by Adam Rosina
Super could not have gotten a more raw deal had it set out to be a commercial flop. Firstly, it came out almost a full year after Kick-Ass, a film that played with the same general premise, that of a normal guy assuming a super heroic identity to fight crime (although here, the protagonist is far less normal than one is initially led to believe). Kick-Ass itself wasn’t a huge financial success, so a film that was seen by many (myself included, initially) to be a two-bit knock off didn’t really stand a chance. Secondly, IFC Films had no idea how to market the film, and ended up billing it as a black comedy. Are there comedic moments in Super?
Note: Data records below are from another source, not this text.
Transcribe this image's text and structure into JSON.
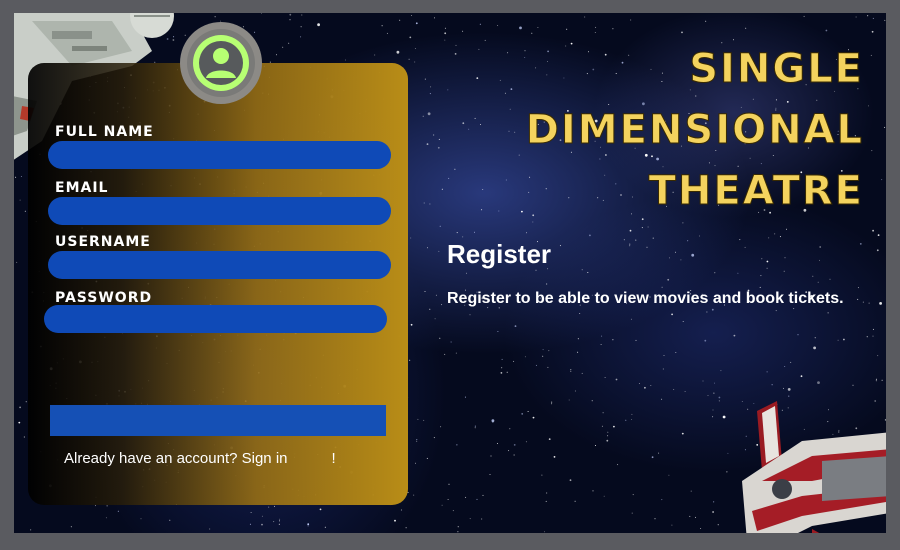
{
  "brand": {
    "title_lines": [
      "SINGLE",
      "DIMENSIONAL",
      "THEATRE"
    ],
    "accent_color": "#f4d35e"
  },
  "intro": {
    "heading": "Register",
    "subtext": "Register to be able to view movies and book tickets."
  },
  "form": {
    "avatar_icon": "user-avatar-icon",
    "fields": [
      {
        "label": "FULL NAME",
        "value": ""
      },
      {
        "label": "EMAIL",
        "value": ""
      },
      {
        "label": "USERNAME",
        "value": ""
      },
      {
        "label": "PASSWORD",
        "value": ""
      }
    ],
    "submit_label": "",
    "signin_prompt": "Already have an account?",
    "signin_link": "Sign in",
    "signin_suffix": "!",
    "input_color": "#0f4ab7"
  }
}
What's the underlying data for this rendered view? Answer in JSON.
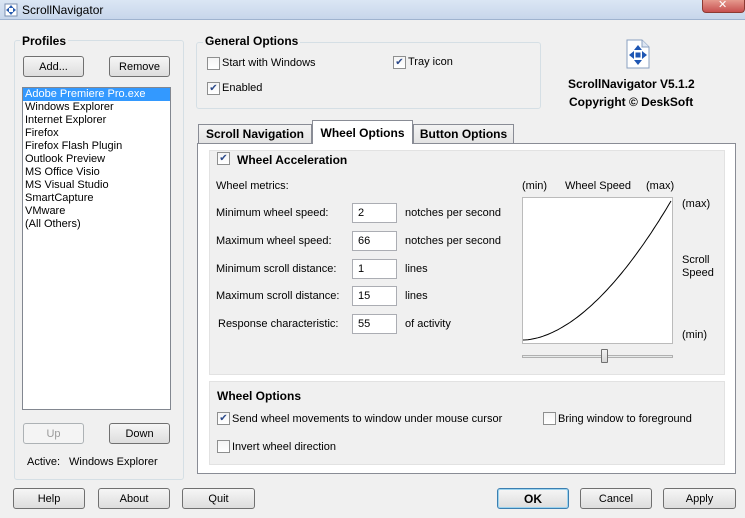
{
  "window": {
    "title": "ScrollNavigator"
  },
  "profiles": {
    "title": "Profiles",
    "add_label": "Add...",
    "remove_label": "Remove",
    "items": [
      "Adobe Premiere Pro.exe",
      "Windows Explorer",
      "Internet Explorer",
      "Firefox",
      "Firefox Flash Plugin",
      "Outlook Preview",
      "MS Office Visio",
      "MS Visual Studio",
      "SmartCapture",
      "VMware",
      "(All Others)"
    ],
    "selected_index": 0,
    "up_label": "Up",
    "down_label": "Down",
    "active_label": "Active:",
    "active_value": "Windows Explorer"
  },
  "general": {
    "title": "General Options",
    "start_with_windows": {
      "label": "Start with Windows",
      "checked": false
    },
    "tray_icon": {
      "label": "Tray icon",
      "checked": true
    },
    "enabled": {
      "label": "Enabled",
      "checked": true
    }
  },
  "about": {
    "version": "ScrollNavigator V5.1.2",
    "copyright": "Copyright © DeskSoft"
  },
  "tabs": [
    {
      "label": "Scroll Navigation",
      "active": false
    },
    {
      "label": "Wheel Options",
      "active": true
    },
    {
      "label": "Button Options",
      "active": false
    }
  ],
  "accel": {
    "title": "Wheel Acceleration",
    "checked": true,
    "metrics_label": "Wheel metrics:",
    "rows": [
      {
        "label": "Minimum wheel speed:",
        "value": "2",
        "unit": "notches per second"
      },
      {
        "label": "Maximum wheel speed:",
        "value": "66",
        "unit": "notches per second"
      },
      {
        "label": "Minimum scroll distance:",
        "value": "1",
        "unit": "lines"
      },
      {
        "label": "Maximum scroll distance:",
        "value": "15",
        "unit": "lines"
      },
      {
        "label": "Response characteristic:",
        "value": "55",
        "unit": "of activity"
      }
    ],
    "graph": {
      "x_min_label": "(min)",
      "x_title": "Wheel Speed",
      "x_max_label": "(max)",
      "y_max_label": "(max)",
      "y_title_line1": "Scroll",
      "y_title_line2": "Speed",
      "y_min_label": "(min)",
      "slider_value": 0.55
    }
  },
  "wheel_options": {
    "title": "Wheel Options",
    "send_under_cursor": {
      "label": "Send wheel movements to window under mouse cursor",
      "checked": true
    },
    "bring_foreground": {
      "label": "Bring window to foreground",
      "checked": false
    },
    "invert": {
      "label": "Invert wheel direction",
      "checked": false
    }
  },
  "footer": {
    "help_label": "Help",
    "about_label": "About",
    "quit_label": "Quit",
    "ok_label": "OK",
    "cancel_label": "Cancel",
    "apply_label": "Apply"
  }
}
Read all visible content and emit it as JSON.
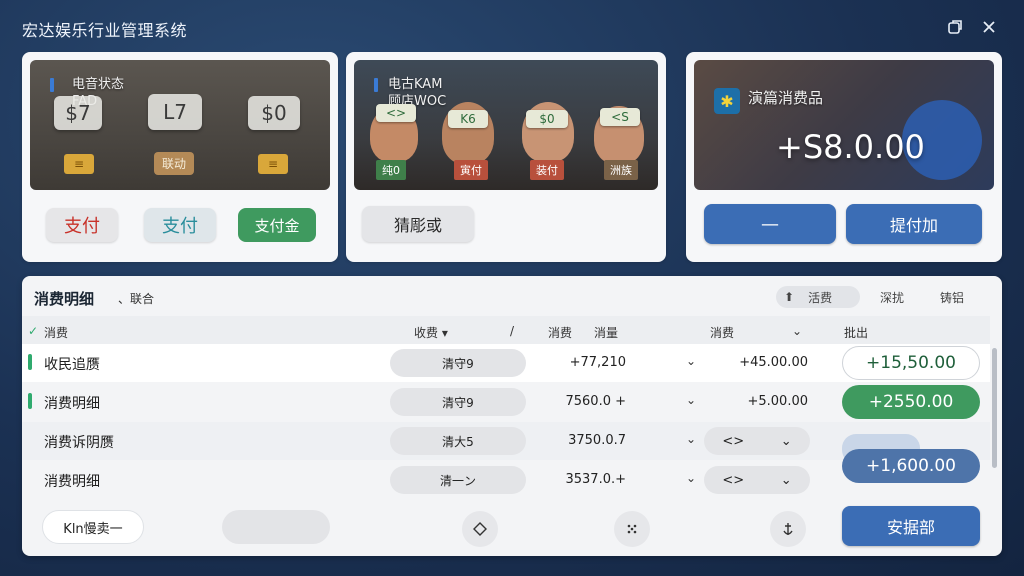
{
  "app": {
    "title": "宏达娱乐行业管理系统"
  },
  "window": {
    "restore_icon": "restore-icon",
    "close_icon": "close-icon"
  },
  "card1": {
    "title_line1": "电音状态",
    "title_line2": "FAD",
    "tags": [
      "$7",
      "L7",
      "$0"
    ],
    "wood_label": "联动",
    "buttons": [
      "支付",
      "支付",
      "支付金"
    ]
  },
  "card2": {
    "title_line1": "电古KAM",
    "title_line2": "顾店WOC",
    "headbands": [
      "<>",
      "K6",
      "$0",
      "<S"
    ],
    "name_tags": [
      "纯0",
      "寅付",
      "装付",
      "洲族"
    ],
    "button": "猜彫或"
  },
  "card3": {
    "title": "演篇消费品",
    "amount": "+S8.0.00",
    "btn_left": "—",
    "btn_right": "提付加"
  },
  "table": {
    "title": "消费明细",
    "subtitle": "、联合",
    "tools": [
      "活费",
      "深扰",
      "铸铝"
    ],
    "headers": {
      "col1": "消费",
      "col2": "收费",
      "col3a": "消费",
      "col3b": "消量",
      "col4": "消费",
      "col5": "批出"
    },
    "rows": [
      {
        "label": "收民追赝",
        "chip": "清守9",
        "num1": "+77,210",
        "num2": "+45.00.00",
        "amount": "+15,50.00",
        "indicator": true
      },
      {
        "label": "消费明细",
        "chip": "清守9",
        "num1": "7560.0 +",
        "num2": "+5.00.00",
        "amount": "+2550.00",
        "indicator": true
      },
      {
        "label": "消费诉阴赝",
        "chip": "清大5",
        "num1": "3750.0.7",
        "stepper": "<>",
        "amount": "",
        "indicator": false
      },
      {
        "label": "消费明细",
        "chip": "清一ン",
        "num1": "3537.0.+",
        "stepper": "<>",
        "amount": "+1,600.00",
        "indicator": false
      }
    ],
    "footer": {
      "left_button": "Kln慢卖一",
      "right_button": "安据部"
    }
  }
}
Yes, and when director James Gunn (Slither) feels like playing this up, he has you rolling in the aisles. But the vast majority of the film is conducted with a heavy emphasis on “black”. Indeed, Super is one of the most spectacularly twisted and disturbing superhero films ever released.
read the full review in the June/July 2011 Issue